Your life is about to become much more stressful and nerve-racking if you kill another person while operating a vehicle in the state of alcohol intoxication. “If I am charged with gross vehicular manslaughter, is it the end of my career, social life, and everything I used to appreciate in this life, and there is nothing I can do about it?” you may be wondering
We brought our Los Angeles criminal defense attorney from Okabe & Haushalter to explain some of the most effective defense strategies against gross vehicular manslaughter charges in California.
In California, gross vehicular manslaughter is almost always charged as a felony. “But what about the penalties?” you may be wondering. Well, the penalties for gross vehicular manslaughter vary greatly depending on the circumstances of your particular case.

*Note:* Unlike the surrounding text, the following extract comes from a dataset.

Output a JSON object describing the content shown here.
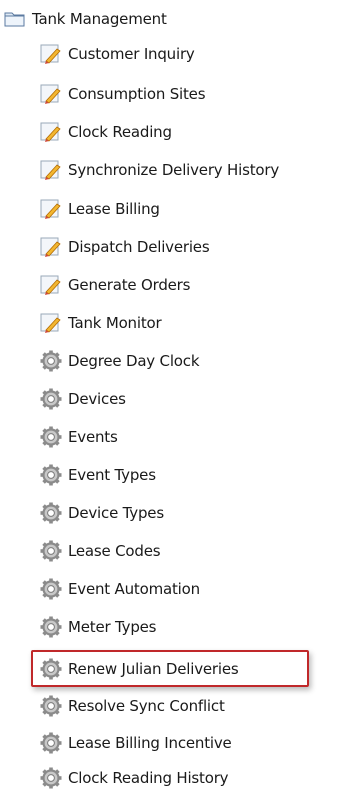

More often than not, those charged with gross vehicular manslaughter face up to six or even 10 years in prison. However, if it is not your first time being convicted of gross vehicular manslaughter or you have two or more prior DUI convictions on your criminal record, you may be looking at up to 15 years in prison.
Also, if another person’s death is not the only casualty in the car accident, you could face additional up to six years in prison depending on the number of surviving victims who sustained an injury in the accident.
Our experienced criminal defense attorney in Los Angeles explains that the prosecutor must prove the following elements in order to charge you with gross vehicular manslaughter:
While many people in California tend to think that there is not much you can do defend yourself against a charge of gross vehicular manslaughter while intoxicated, there are actually a number of defenses that your Los Angeles criminal defense attorney may be able to raise on your behalf.
For example, your lawyer may be able to prove that you were not under the influence of alcohol or drugs at the time of the accident (or, in other words, the blood alcohol concentration (BAC) was lower than the level of an impairment set by state laws).
Even if your BAC level was higher than the legally allowable limit, your lawyer may still be able to defend you against the gross vehicular manslaughter charge by arguing that your actions were not negligent or that your negligence was not the cause of death in the car crash.
Also, experienced criminal defense lawyers know how to exclude incriminating evidence from the trial as long as they can prove that the police investigation violated legal procedures of obtaining that evidence. As always, you need a lawyer to look into the facts of your particular case in order to determine the best defense strategy for your situation. Get a free consultation by contacting Okabe & Haushalter today. Call our offices at 310-430-7799.